The plaintiff is or was the patient, or a legally designated party acting on behalf of the patient, or – in the case of a wrongful-death suit – the executor or administrator of a deceased patient’s estate.
The defendant is the health care provider. Although a ‘health care provider’ usually refers to a physician, the term includes any medical care provider, including dentists, nurses, and therapists.
Elements of the case
A plaintiff has the burden of proof to prove all the elements by a preponderance of evidence and must establish the following elements of the tort of negligence for a successful medical malpractice claim:
- A duty was owed: a legal duty exists whenever a hospital or health care provider undertakes care or treatment of a patient.
- A duty was breached: the provider failed to conform to the relevant standard of care.

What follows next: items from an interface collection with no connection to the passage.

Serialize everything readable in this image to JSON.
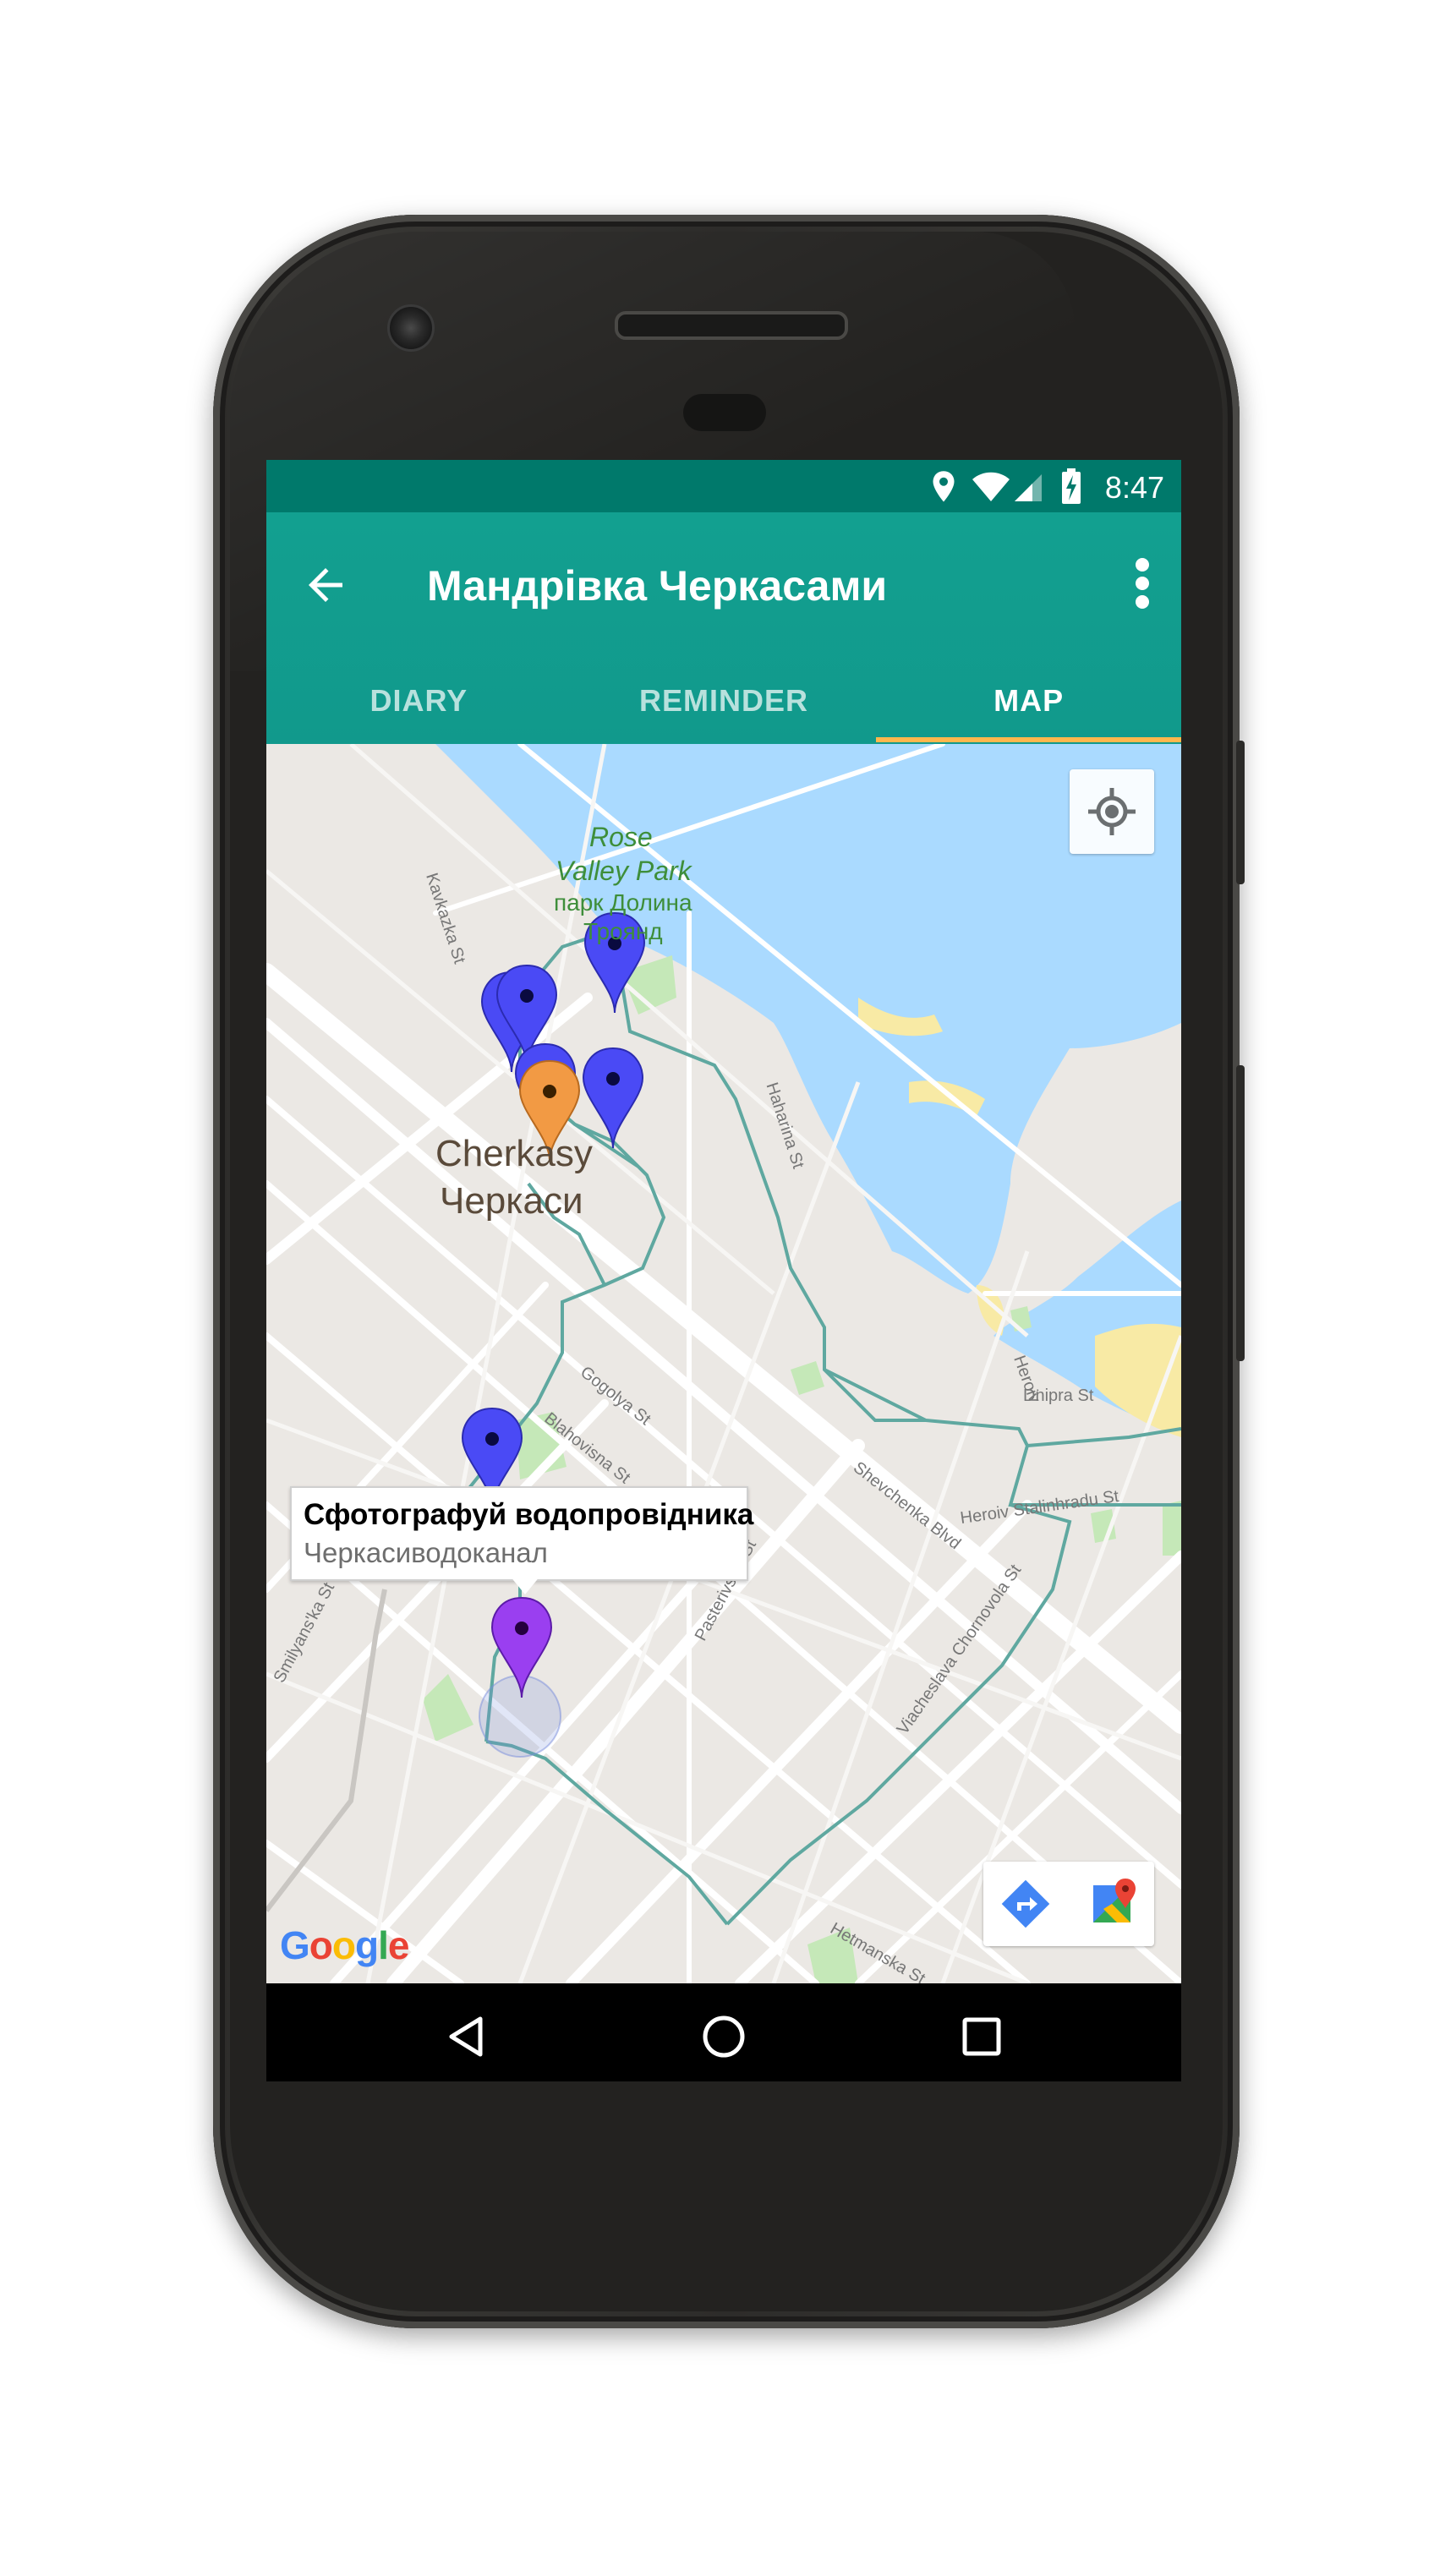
{
  "status_bar": {
    "time": "8:47",
    "icons": [
      "location-icon",
      "wifi-icon",
      "signal-icon",
      "battery-charging-icon"
    ]
  },
  "app_bar": {
    "title": "Мандрівка Черкасами",
    "back_icon": "arrow-back-icon",
    "menu_icon": "more-vert-icon"
  },
  "tabs": [
    {
      "label": "DIARY",
      "active": false
    },
    {
      "label": "REMINDER",
      "active": false
    },
    {
      "label": "MAP",
      "active": true
    }
  ],
  "map": {
    "park_label_en": [
      "Rose",
      "Valley Park"
    ],
    "park_label_uk": "парк Долина",
    "park_label_uk_2": "Троянд",
    "city_label_en": "Cherkasy",
    "city_label_uk": "Черкаси",
    "street_labels": [
      "Kavkazka St",
      "Haharina St",
      "Gogolya St",
      "Blahovisna St",
      "Shevchenka Blvd",
      "Heroiv Stalinhradu St",
      "Dnipra St",
      "Pasterivs'ka St",
      "Smilyans'ka St",
      "Viacheslava Chornovola St",
      "Hetmanska St",
      "Heroiv"
    ],
    "attribution": "Google",
    "info_window": {
      "title": "Сфотографуй водопровідника",
      "subtitle": "Черкасиводоканал"
    },
    "markers": {
      "blue": 6,
      "orange": 1,
      "purple": 1
    },
    "colors": {
      "water": "#aadaff",
      "land": "#ebe8e4",
      "park": "#c5e8b8",
      "route": "#5fa8a0",
      "sand": "#f8eaa5"
    }
  },
  "controls": {
    "locate": "my-location-icon",
    "directions": "directions-icon",
    "open_maps": "google-maps-icon"
  },
  "nav_bar": {
    "back": "nav-back-icon",
    "home": "nav-home-icon",
    "recents": "nav-recents-icon"
  },
  "theme": {
    "primary": "#009688",
    "primary_dark": "#00796b",
    "accent": "#ffb74d"
  }
}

The standard of care is proved by expert testimony or by obvious errors (the doctrine of res ipsa loquitur or the thing speaks for itself).
- The breach caused an injury: The breach of duty was a proximate cause of the injury.
- Damages: Without damages (losses which may be pecuniary or emotional), there is no basis for a claim, regardless of whether the medical provider was negligent. Likewise, damages can occur without negligence, for example, when someone dies from a fatal disease.
There is only a limited time during which a medical malpractice lawsuit can be filed.
Like all other tort cases, the plaintiff or their lawyer files a lawsuit in a court. Between the filing of suit and the trial, the parties are required to share information through discovery. Such information includes interrogatories, requests for documents and depositions. If both parties agree, the case may be settled pre-trial on negotiated terms. If the parties cannot agree, the case will proceed to trial. At trial, both parties will usually present experts to testify as to the standard of care required, and other technical issues. The judge or jury must then weigh all the evidence and determine which side is the most credible and render a verdict.
Expert witnesses must be qualified by the court, based on the prospective experts qualifications and the standards set from legal precedent. To be qualified as an expert in a medical malpractice case, a person must have a sufficient knowledge, education, training, or experience regarding the specific issue before the court to qualify the expert to give a reliable opinion on a relevant issue. In addition to appropriate qualifications of the expert, the proposed testimony must meet certain criteria for reliability.
The plaintiff’s damages may include compensatory and punitive damages. Compensatory damages are both economic and non-economic. Economic damages include financial losses such as lost wages, medical expenses and life care expenses. These damages may be assessed for past and future losses. Non-economic damages are assessed for the injury itself: physical and psychological harm, such as loss of vision, loss of a limb or organ, the reduced enjoyment of life due to a disability or loss of a loved one, severe pain and emotional distress. Punitive damages are only awarded in the event of wanton and reckless conduct.
For more information and legal references you can visit “Accidents” page in “Self-help” section and “Accident Benefits” in “FAQ” section.